Sleep Is Key
Experts recommend seven to hours of sleep each night for adults, and you may need even more than that if you have chronic health concerns. When our sleep is compromised, we are putting our immune system in danger of not being able to restore itself. Poor sleep quality increases our natural stress hormone cortisol, which increases inflammation.
Poor sleep can also lead to increased hunger and caloric consumption because of energy needs. Sleep helps the body repair all cells (including those in the immune system) and reduces inflammation that supports your body’s capacity for maintaining good nutritional status.
Light exercise within your comfort and ability helps support the immune system and flushes the lymphatic system -- another source of surveillance for our body. Don’t overdo it, though. Excessive exercise can harm your immune system and cause fatigue.
Monitor your stress and take a break! Chronic stress can weaken the immune system and put you at risk by reducing nutrients provided to support your healthy cells.
Tips for reducing stress:

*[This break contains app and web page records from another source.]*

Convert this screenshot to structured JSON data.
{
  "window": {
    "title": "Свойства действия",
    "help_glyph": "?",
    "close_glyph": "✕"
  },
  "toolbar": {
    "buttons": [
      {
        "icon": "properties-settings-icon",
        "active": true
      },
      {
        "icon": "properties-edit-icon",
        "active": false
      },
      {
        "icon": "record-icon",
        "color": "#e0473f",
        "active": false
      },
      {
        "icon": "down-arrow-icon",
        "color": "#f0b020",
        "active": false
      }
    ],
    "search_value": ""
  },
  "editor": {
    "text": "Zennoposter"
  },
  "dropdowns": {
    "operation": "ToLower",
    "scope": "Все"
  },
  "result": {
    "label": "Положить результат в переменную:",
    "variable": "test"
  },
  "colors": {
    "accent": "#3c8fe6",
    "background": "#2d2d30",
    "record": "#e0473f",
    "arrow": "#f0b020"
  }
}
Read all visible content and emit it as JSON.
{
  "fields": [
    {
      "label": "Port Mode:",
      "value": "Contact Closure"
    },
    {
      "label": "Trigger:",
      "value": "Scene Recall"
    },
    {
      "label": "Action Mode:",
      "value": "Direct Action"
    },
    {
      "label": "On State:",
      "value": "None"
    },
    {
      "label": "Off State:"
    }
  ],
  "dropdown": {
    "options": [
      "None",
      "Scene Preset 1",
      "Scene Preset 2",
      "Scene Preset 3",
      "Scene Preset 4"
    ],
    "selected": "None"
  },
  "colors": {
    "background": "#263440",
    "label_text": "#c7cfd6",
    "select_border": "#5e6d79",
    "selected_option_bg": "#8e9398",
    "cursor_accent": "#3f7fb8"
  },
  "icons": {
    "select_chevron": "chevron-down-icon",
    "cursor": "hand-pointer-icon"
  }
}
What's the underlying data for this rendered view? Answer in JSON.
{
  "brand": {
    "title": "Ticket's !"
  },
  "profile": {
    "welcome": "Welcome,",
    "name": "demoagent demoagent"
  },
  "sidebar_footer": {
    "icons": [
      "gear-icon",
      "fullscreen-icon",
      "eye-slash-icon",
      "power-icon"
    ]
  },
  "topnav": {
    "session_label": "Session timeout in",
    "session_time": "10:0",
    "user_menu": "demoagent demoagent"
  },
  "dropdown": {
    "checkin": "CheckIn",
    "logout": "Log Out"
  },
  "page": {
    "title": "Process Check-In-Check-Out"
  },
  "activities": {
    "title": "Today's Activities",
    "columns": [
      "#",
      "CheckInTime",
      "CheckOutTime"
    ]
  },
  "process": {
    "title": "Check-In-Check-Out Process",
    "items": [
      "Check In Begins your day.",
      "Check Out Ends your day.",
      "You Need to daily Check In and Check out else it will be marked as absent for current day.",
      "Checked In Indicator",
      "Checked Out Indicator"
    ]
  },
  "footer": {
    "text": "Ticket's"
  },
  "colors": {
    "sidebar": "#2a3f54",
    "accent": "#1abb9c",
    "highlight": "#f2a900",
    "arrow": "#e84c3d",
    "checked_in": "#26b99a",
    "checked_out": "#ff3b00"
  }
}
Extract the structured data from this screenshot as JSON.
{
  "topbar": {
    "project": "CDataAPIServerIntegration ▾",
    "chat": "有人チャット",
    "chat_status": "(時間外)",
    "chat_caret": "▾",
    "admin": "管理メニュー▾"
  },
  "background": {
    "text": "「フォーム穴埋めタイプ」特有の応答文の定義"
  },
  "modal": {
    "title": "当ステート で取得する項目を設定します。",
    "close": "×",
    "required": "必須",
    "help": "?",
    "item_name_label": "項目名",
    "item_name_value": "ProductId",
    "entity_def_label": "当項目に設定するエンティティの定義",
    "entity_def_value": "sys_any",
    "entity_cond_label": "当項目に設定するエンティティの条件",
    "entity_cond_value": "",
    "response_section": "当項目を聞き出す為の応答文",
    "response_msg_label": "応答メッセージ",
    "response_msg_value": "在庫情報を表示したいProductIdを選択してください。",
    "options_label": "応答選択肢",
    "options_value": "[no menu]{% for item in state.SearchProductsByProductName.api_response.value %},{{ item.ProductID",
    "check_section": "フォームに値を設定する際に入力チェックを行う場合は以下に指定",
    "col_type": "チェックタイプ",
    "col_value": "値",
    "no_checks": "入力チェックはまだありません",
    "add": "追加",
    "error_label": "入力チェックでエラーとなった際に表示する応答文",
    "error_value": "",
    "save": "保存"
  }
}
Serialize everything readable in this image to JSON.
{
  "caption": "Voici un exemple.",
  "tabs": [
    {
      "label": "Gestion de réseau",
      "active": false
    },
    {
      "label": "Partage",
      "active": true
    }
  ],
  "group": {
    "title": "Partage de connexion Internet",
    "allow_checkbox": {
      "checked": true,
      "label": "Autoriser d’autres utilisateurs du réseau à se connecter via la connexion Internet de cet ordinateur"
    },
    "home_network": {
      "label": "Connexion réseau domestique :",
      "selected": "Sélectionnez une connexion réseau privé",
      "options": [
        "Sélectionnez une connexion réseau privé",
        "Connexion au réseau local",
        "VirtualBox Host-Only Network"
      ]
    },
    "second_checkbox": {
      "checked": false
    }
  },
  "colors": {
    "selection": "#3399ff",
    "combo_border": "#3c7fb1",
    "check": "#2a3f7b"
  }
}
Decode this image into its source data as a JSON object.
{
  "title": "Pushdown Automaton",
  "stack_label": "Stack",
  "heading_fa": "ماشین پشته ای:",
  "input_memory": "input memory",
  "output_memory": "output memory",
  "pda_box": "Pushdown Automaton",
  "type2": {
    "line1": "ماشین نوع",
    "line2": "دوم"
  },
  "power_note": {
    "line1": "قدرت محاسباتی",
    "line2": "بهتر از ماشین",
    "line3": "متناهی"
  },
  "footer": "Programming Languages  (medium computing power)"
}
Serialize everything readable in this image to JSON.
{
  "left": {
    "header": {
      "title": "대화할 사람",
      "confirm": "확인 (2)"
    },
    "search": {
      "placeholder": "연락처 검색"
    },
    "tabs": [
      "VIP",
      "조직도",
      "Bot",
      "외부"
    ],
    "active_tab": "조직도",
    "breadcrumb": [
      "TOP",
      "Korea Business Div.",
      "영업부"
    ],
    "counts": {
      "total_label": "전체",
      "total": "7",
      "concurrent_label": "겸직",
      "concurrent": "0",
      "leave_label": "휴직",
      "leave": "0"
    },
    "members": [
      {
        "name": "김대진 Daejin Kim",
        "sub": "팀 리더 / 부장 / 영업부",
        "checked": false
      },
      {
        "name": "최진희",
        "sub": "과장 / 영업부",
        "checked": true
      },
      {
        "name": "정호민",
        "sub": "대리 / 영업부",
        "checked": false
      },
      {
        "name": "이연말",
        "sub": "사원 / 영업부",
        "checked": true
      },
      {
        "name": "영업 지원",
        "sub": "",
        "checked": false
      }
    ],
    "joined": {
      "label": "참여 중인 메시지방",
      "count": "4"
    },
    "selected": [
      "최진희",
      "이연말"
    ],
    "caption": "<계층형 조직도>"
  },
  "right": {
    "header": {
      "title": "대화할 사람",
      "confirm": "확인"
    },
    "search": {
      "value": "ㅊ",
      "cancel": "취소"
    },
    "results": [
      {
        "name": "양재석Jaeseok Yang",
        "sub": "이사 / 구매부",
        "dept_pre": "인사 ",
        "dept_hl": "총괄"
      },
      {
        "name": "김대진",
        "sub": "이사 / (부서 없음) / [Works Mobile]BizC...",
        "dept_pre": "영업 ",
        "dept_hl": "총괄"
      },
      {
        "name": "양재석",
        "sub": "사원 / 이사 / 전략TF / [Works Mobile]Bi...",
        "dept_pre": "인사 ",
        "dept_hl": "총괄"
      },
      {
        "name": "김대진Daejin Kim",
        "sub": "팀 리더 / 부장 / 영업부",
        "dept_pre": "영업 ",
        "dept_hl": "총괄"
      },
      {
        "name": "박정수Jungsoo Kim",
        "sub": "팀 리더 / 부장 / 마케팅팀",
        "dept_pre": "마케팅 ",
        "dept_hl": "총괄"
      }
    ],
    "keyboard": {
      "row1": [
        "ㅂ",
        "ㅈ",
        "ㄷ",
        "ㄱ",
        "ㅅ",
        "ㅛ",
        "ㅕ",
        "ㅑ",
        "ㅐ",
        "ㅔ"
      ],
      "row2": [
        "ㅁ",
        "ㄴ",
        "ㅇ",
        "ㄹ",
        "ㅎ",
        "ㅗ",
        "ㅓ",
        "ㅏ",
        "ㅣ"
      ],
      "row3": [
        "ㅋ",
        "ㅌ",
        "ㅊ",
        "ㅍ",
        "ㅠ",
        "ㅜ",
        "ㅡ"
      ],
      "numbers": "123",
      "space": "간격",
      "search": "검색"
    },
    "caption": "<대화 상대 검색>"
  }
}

- Set a TV and social media limit for yourself, especially if you feel it’s impacting your sleep or stress level throughout the day.
- Try relaxing exercises such as yoga, swimming or walking. Exercise can also relieve stress and boost endorphins. Meditation, prayer or mindfulness can also be helpful.
- Read a book or magazine, or complete a puzzle or coloring book.
- Get some sun. Sunshine is important for both mental and physical health because your body uses sun exposure to make vitamin D. Without it, you might be more susceptible to infection, fatigue and moodiness. A lack of vitamin D will leave you feeling sluggish, contribute to feelings of depression and anxiety, and cause muscle aches, pain and weakness.
- Talk to a friend or family member (preferably about happy things!) and don’t self-isolate. Studies have shown that loneliness, in addition to grief (especially if you have the inability to process due to quarantine), can interfere with the immune system.
With these tools in hand, you should have the confidence and the opportunity to build and support your immune system.
Thank you to my colleagues that helped to support this document with their feedback and wisdom: Yale University, Lee Health, Dr. Carol Brady and Dr. Jonathan Spero.
Carlin Putman, CMP
Meeting and Event Specialist